Work to complete
In the entries that follow, say how many lines contain the string "icon". Give no other words.

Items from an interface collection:
- - - - -
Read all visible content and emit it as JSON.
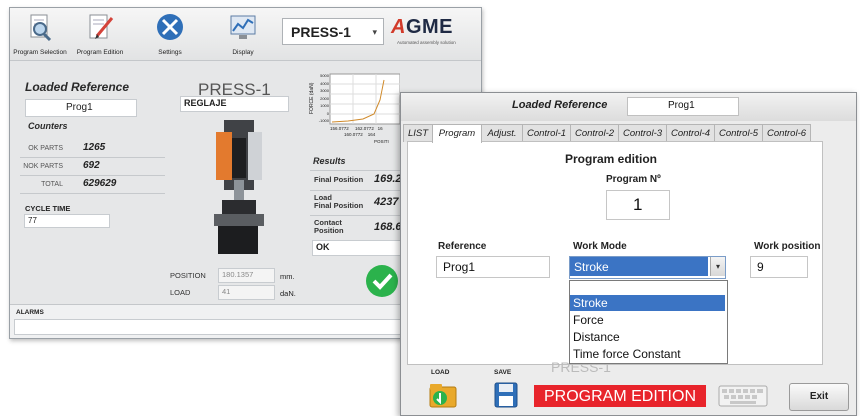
{
  "back_window": {
    "toolbar": {
      "buttons": [
        {
          "label": "Program Selection",
          "icon": "magnifier-document-icon"
        },
        {
          "label": "Program Edition",
          "icon": "pencil-document-icon"
        },
        {
          "label": "Settings",
          "icon": "wrench-screwdriver-icon"
        },
        {
          "label": "Display",
          "icon": "display-chart-icon"
        }
      ],
      "press_select": "PRESS-1",
      "logo": {
        "text_a": "A",
        "text_rest": "GME",
        "tagline": "Automated assembly solution"
      }
    },
    "loaded_reference": {
      "title": "Loaded Reference",
      "value": "Prog1"
    },
    "counters": {
      "title": "Counters",
      "ok_label": "OK PARTS",
      "ok_value": "1265",
      "nok_label": "NOK PARTS",
      "nok_value": "692",
      "total_label": "TOTAL",
      "total_value": "629629"
    },
    "cycle_time": {
      "label": "CYCLE TIME",
      "value": "77"
    },
    "press_title": "PRESS-1",
    "program_label": "REGLAJE",
    "chart": {
      "ylabel": "FORCE (daN)",
      "xlabel": "POSITI",
      "yticks": [
        "5000",
        "4000",
        "3000",
        "2000",
        "1000",
        "0",
        "-1000"
      ],
      "xticks_row1": [
        "156.0772",
        "162.0772",
        "16"
      ],
      "xticks_row2": [
        "160.0772",
        "164"
      ]
    },
    "results": {
      "title": "Results",
      "final_position_label": "Final Position",
      "final_position_value": "169.2",
      "load_final_position_label1": "Load",
      "load_final_position_label2": "Final Position",
      "load_final_position_value": "4237",
      "contact_position_label1": "Contact",
      "contact_position_label2": "Position",
      "contact_position_value": "168.6",
      "status": "OK"
    },
    "position": {
      "label": "POSITION",
      "value": "180.1357",
      "unit": "mm."
    },
    "load": {
      "label": "LOAD",
      "value": "41",
      "unit": "daN."
    },
    "alarms_label": "ALARMS"
  },
  "front_window": {
    "header": {
      "title": "Loaded Reference",
      "value": "Prog1"
    },
    "tabs": [
      "LIST",
      "Program",
      "Adjust.",
      "Control-1",
      "Control-2",
      "Control-3",
      "Control-4",
      "Control-5",
      "Control-6"
    ],
    "active_tab": "Program",
    "section_title": "Program edition",
    "program_number_label": "Program Nº",
    "program_number_value": "1",
    "reference": {
      "label": "Reference",
      "value": "Prog1"
    },
    "work_mode": {
      "label": "Work Mode",
      "value": "Stroke",
      "options": [
        "Stroke",
        "Force",
        "Distance",
        "Time force Constant"
      ],
      "selected_option": "Stroke"
    },
    "work_position": {
      "label": "Work position",
      "value": "9"
    },
    "footer": {
      "load_label": "LOAD",
      "save_label": "SAVE",
      "background_text": "PRESS-1",
      "mode_banner": "PROGRAM EDITION",
      "exit_label": "Exit"
    }
  },
  "colors": {
    "accent_blue": "#3b74c4",
    "banner_red": "#e8242b",
    "ok_green": "#2bb24c"
  }
}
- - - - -
Solution
4